Troubleshooting - Chicken Drumsticks

So I’ve had pretty good luck with doing chicken wings sous vide with a bit of liquid smoke and some lard (almost a faux confit).

I have our neighborhood potluck and since wings can be expensive, wanted to give it a shot with chicken drums. I did 175 for 3 hours (I like to take my chicken to a higher temp), cooled it down (not ice bath, just cold water) then started to take it out of the bags. My issue is that the outside of the drum would be warm but the meat looked almost opaque and when I busted it open the meat near the bone was cool to the touch.

I should have temped it to check them before I chilled it so I missed that chance. Any idea what could have caused it to not be cooked all the way? Or do we think it was actualy fine? I won’t serve it in the interest of not getting my neighbors sick. Just not sure why the outside of the chicken drum would be warm but the inside near the bone isn’t.

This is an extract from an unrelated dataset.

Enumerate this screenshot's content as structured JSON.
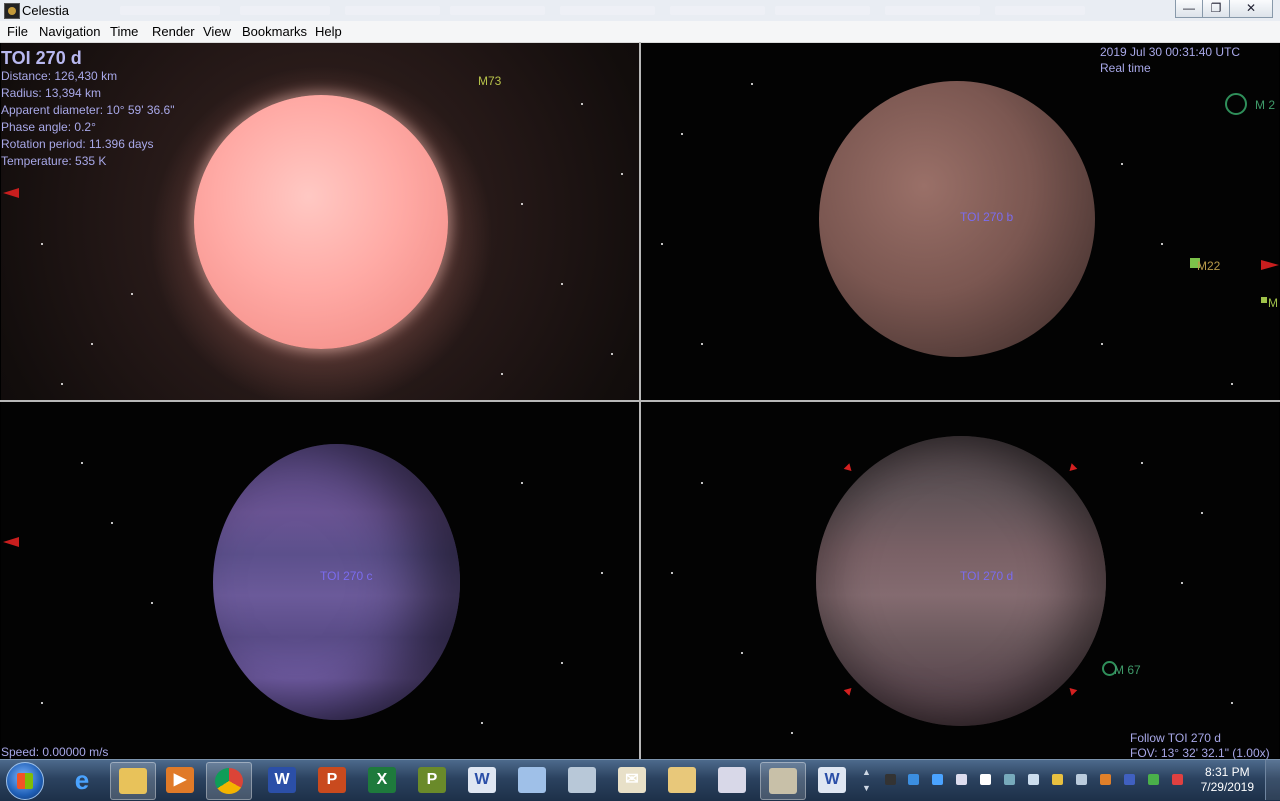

How big were your drumsticks? The warmth takes time to penetrate. 3 hours is about enough time for the warmth to penetrate a little more than a 2" diameter lump of meat, but little more than that.

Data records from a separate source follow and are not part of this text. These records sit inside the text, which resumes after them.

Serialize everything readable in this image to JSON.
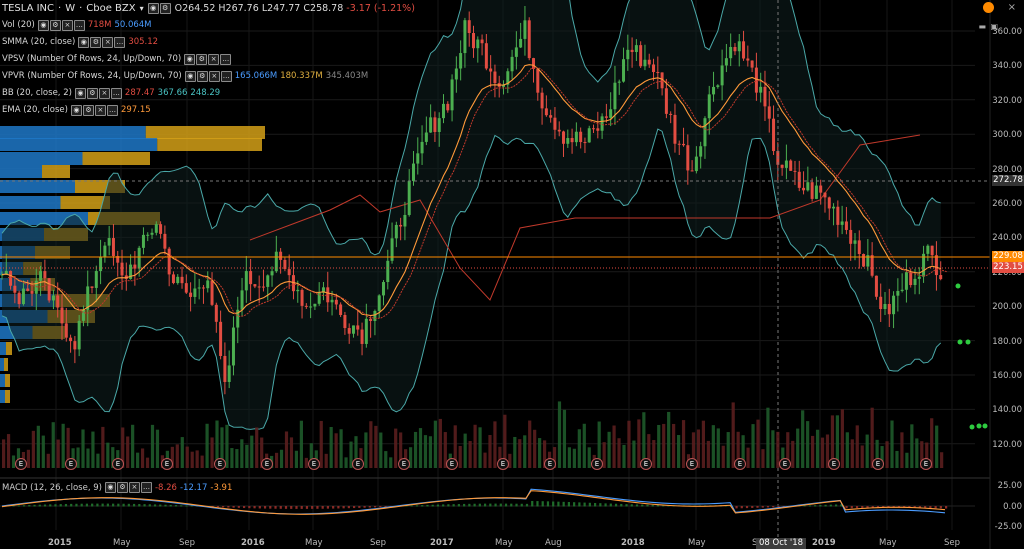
{
  "header": {
    "symbol": "TESLA INC",
    "interval": "W",
    "exchange": "Cboe BZX",
    "open": "O264.52",
    "high": "H267.76",
    "low": "L247.77",
    "close": "C258.78",
    "change": "-3.17 (-1.21%)"
  },
  "indicators": [
    {
      "name": "Vol (20)",
      "values": [
        {
          "t": "718M",
          "c": "#e24d42"
        },
        {
          "t": "50.064M",
          "c": "#4a9cff"
        }
      ]
    },
    {
      "name": "SMMA (20, close)",
      "values": [
        {
          "t": "305.12",
          "c": "#e24d42"
        }
      ]
    },
    {
      "name": "VPSV (Number Of Rows, 24, Up/Down, 70)",
      "values": []
    },
    {
      "name": "VPVR (Number Of Rows, 24, Up/Down, 70)",
      "values": [
        {
          "t": "165.066M",
          "c": "#4a9cff"
        },
        {
          "t": "180.337M",
          "c": "#e0b040"
        },
        {
          "t": "345.403M",
          "c": "#888"
        }
      ]
    },
    {
      "name": "BB (20, close, 2)",
      "values": [
        {
          "t": "287.47",
          "c": "#e24d42"
        },
        {
          "t": "367.66",
          "c": "#4ac3c3"
        },
        {
          "t": "248.29",
          "c": "#4ac3c3"
        }
      ]
    },
    {
      "name": "EMA (20, close)",
      "values": [
        {
          "t": "297.15",
          "c": "#ff9a3a"
        }
      ]
    }
  ],
  "macd": {
    "name": "MACD (12, 26, close, 9)",
    "values": [
      {
        "t": "-8.26",
        "c": "#e24d42"
      },
      {
        "t": "-12.17",
        "c": "#4a9cff"
      },
      {
        "t": "-3.91",
        "c": "#ff9a3a"
      }
    ]
  },
  "price_axis": [
    "360.00",
    "340.00",
    "320.00",
    "300.00",
    "280.00",
    "260.00",
    "240.00",
    "220.00",
    "200.00",
    "180.00",
    "160.00",
    "140.00",
    "120.00"
  ],
  "macd_axis": [
    "25.00",
    "0.00",
    "-25.00"
  ],
  "price_tags": {
    "crosshair": "272.78",
    "last": "229.08",
    "close": "223.15"
  },
  "time_axis": [
    "2015",
    "May",
    "Sep",
    "2016",
    "May",
    "Sep",
    "2017",
    "May",
    "Aug",
    "2018",
    "May",
    "Sep",
    "2019",
    "May",
    "Sep"
  ],
  "crosshair_date": "08 Oct '18",
  "earnings_label": "E",
  "colors": {
    "up": "#4caf50",
    "down": "#e24d42",
    "bb": "#4aa8a8",
    "ema": "#ff9a3a",
    "smma": "#c0392b",
    "vpvr_blue": "#1e78c8",
    "vpvr_yellow": "#d4a017"
  }
}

http://www.douglasbaldwin.com/sous-vide.html#Poultry_and_Eggs

Interesting. Serious Eats does 165 for 1 - 2 hours for thighs/drums so I figured 175 for 3 hours would be more than enough. Wonder about the discrepancy: https://www.seriouseats.com/2015/07/the-food-lab-complete-guide-to-sous-vide-chicken-thigh.html

I’ll definitely experiment some more with doing it for a 5 hours to see.

JJ, to be certain you might want to try to recreate your recent experience when you cook the next batch.

Package and seal one drumstick and pull it after 3 hours. Don’t chill, but decant and immediately take its internal temperature at the bone. You could also examine the interior to discover if you have the same uncooked appearance. If it meets your expectations, pull the remainder, or let them go to discover the result of a 5-hour cook.

Let temperature always be your guide to food safety.